- [DATA]:

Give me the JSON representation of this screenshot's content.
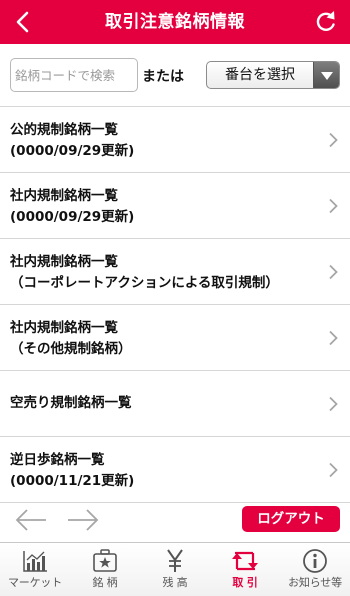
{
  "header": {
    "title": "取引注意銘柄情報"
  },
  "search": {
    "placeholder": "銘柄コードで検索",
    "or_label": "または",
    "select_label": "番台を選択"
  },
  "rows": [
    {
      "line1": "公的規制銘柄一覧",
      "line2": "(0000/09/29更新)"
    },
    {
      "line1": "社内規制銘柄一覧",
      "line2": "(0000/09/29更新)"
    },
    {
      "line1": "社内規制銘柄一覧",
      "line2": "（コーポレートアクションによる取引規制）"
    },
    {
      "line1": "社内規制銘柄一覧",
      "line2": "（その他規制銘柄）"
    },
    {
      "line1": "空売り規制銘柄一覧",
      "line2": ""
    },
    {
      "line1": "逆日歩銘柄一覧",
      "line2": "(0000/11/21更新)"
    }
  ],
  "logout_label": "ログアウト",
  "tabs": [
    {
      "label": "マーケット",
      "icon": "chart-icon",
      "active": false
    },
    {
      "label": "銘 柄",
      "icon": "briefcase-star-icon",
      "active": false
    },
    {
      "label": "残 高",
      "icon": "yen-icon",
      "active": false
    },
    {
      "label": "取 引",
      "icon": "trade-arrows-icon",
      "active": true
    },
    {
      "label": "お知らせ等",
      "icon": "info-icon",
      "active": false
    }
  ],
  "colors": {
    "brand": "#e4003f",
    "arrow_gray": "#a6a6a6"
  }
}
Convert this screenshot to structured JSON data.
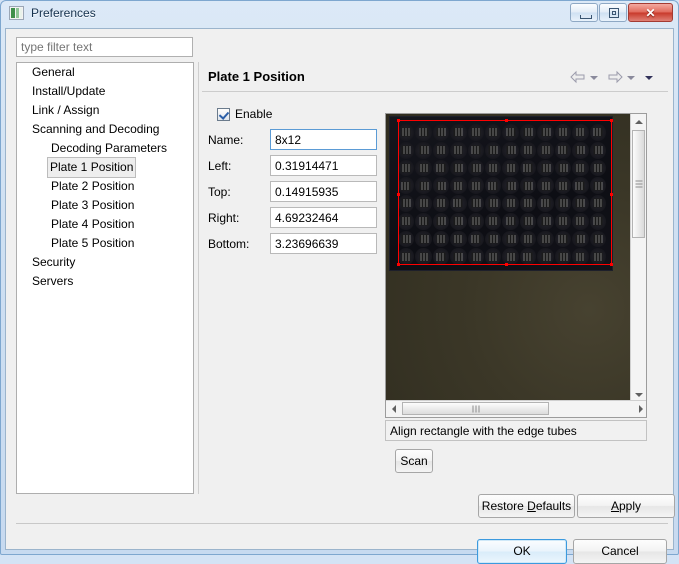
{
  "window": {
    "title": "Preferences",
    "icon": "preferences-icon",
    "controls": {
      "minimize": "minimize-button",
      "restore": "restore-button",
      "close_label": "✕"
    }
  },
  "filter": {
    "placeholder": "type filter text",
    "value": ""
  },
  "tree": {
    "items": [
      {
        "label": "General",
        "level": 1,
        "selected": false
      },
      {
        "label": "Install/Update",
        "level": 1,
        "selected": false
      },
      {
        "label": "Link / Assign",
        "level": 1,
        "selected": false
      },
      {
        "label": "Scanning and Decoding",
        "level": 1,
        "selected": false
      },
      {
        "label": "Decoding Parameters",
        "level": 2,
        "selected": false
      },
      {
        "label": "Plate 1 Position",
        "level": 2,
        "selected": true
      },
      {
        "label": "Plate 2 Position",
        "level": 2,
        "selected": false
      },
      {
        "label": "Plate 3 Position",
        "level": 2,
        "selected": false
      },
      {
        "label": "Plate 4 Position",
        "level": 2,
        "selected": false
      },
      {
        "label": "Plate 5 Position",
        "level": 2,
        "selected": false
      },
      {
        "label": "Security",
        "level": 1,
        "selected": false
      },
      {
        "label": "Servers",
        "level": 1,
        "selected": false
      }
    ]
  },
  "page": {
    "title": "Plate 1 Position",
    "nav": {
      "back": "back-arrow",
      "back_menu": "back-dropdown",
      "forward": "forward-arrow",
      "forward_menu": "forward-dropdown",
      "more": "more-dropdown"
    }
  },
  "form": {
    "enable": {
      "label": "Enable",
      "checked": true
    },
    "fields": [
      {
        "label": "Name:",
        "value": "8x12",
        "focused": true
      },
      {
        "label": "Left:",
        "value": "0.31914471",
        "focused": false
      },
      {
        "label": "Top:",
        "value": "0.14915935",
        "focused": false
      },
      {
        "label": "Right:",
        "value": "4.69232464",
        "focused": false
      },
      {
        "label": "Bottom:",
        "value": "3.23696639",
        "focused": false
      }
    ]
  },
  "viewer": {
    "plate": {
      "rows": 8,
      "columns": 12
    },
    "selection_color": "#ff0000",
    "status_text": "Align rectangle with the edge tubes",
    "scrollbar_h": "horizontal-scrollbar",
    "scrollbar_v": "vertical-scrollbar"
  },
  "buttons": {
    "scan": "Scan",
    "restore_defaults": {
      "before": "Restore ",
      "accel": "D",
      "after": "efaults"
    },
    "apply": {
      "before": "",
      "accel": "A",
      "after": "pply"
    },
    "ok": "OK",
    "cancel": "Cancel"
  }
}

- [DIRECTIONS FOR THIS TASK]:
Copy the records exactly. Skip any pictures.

- [ANSWER TO THIS TASK]:
Give me the JSON representation of this screenshot's content.
{
  "header": {
    "title": "取引注意銘柄情報"
  },
  "search": {
    "placeholder": "銘柄コードで検索",
    "or_label": "または",
    "select_label": "番台を選択"
  },
  "rows": [
    {
      "line1": "公的規制銘柄一覧",
      "line2": "(0000/09/29更新)"
    },
    {
      "line1": "社内規制銘柄一覧",
      "line2": "(0000/09/29更新)"
    },
    {
      "line1": "社内規制銘柄一覧",
      "line2": "（コーポレートアクションによる取引規制）"
    },
    {
      "line1": "社内規制銘柄一覧",
      "line2": "（その他規制銘柄）"
    },
    {
      "line1": "空売り規制銘柄一覧",
      "line2": ""
    },
    {
      "line1": "逆日歩銘柄一覧",
      "line2": "(0000/11/21更新)"
    }
  ],
  "logout_label": "ログアウト",
  "tabs": [
    {
      "label": "マーケット",
      "icon": "chart-icon",
      "active": false
    },
    {
      "label": "銘 柄",
      "icon": "briefcase-star-icon",
      "active": false
    },
    {
      "label": "残 高",
      "icon": "yen-icon",
      "active": false
    },
    {
      "label": "取 引",
      "icon": "trade-arrows-icon",
      "active": true
    },
    {
      "label": "お知らせ等",
      "icon": "info-icon",
      "active": false
    }
  ],
  "colors": {
    "brand": "#e4003f",
    "arrow_gray": "#a6a6a6"
  }
}
Convert this screenshot to structured JSON data.
{
  "window": {
    "title": "Preferences",
    "icon": "preferences-icon",
    "controls": {
      "minimize": "minimize-button",
      "restore": "restore-button",
      "close_label": "✕"
    }
  },
  "filter": {
    "placeholder": "type filter text",
    "value": ""
  },
  "tree": {
    "items": [
      {
        "label": "General",
        "level": 1,
        "selected": false
      },
      {
        "label": "Install/Update",
        "level": 1,
        "selected": false
      },
      {
        "label": "Link / Assign",
        "level": 1,
        "selected": false
      },
      {
        "label": "Scanning and Decoding",
        "level": 1,
        "selected": false
      },
      {
        "label": "Decoding Parameters",
        "level": 2,
        "selected": false
      },
      {
        "label": "Plate 1 Position",
        "level": 2,
        "selected": true
      },
      {
        "label": "Plate 2 Position",
        "level": 2,
        "selected": false
      },
      {
        "label": "Plate 3 Position",
        "level": 2,
        "selected": false
      },
      {
        "label": "Plate 4 Position",
        "level": 2,
        "selected": false
      },
      {
        "label": "Plate 5 Position",
        "level": 2,
        "selected": false
      },
      {
        "label": "Security",
        "level": 1,
        "selected": false
      },
      {
        "label": "Servers",
        "level": 1,
        "selected": false
      }
    ]
  },
  "page": {
    "title": "Plate 1 Position",
    "nav": {
      "back": "back-arrow",
      "back_menu": "back-dropdown",
      "forward": "forward-arrow",
      "forward_menu": "forward-dropdown",
      "more": "more-dropdown"
    }
  },
  "form": {
    "enable": {
      "label": "Enable",
      "checked": true
    },
    "fields": [
      {
        "label": "Name:",
        "value": "8x12",
        "focused": true
      },
      {
        "label": "Left:",
        "value": "0.31914471",
        "focused": false
      },
      {
        "label": "Top:",
        "value": "0.14915935",
        "focused": false
      },
      {
        "label": "Right:",
        "value": "4.69232464",
        "focused": false
      },
      {
        "label": "Bottom:",
        "value": "3.23696639",
        "focused": false
      }
    ]
  },
  "viewer": {
    "plate": {
      "rows": 8,
      "columns": 12
    },
    "selection_color": "#ff0000",
    "status_text": "Align rectangle with the edge tubes",
    "scrollbar_h": "horizontal-scrollbar",
    "scrollbar_v": "vertical-scrollbar"
  },
  "buttons": {
    "scan": "Scan",
    "restore_defaults": {
      "before": "Restore ",
      "accel": "D",
      "after": "efaults"
    },
    "apply": {
      "before": "",
      "accel": "A",
      "after": "pply"
    },
    "ok": "OK",
    "cancel": "Cancel"
  }
}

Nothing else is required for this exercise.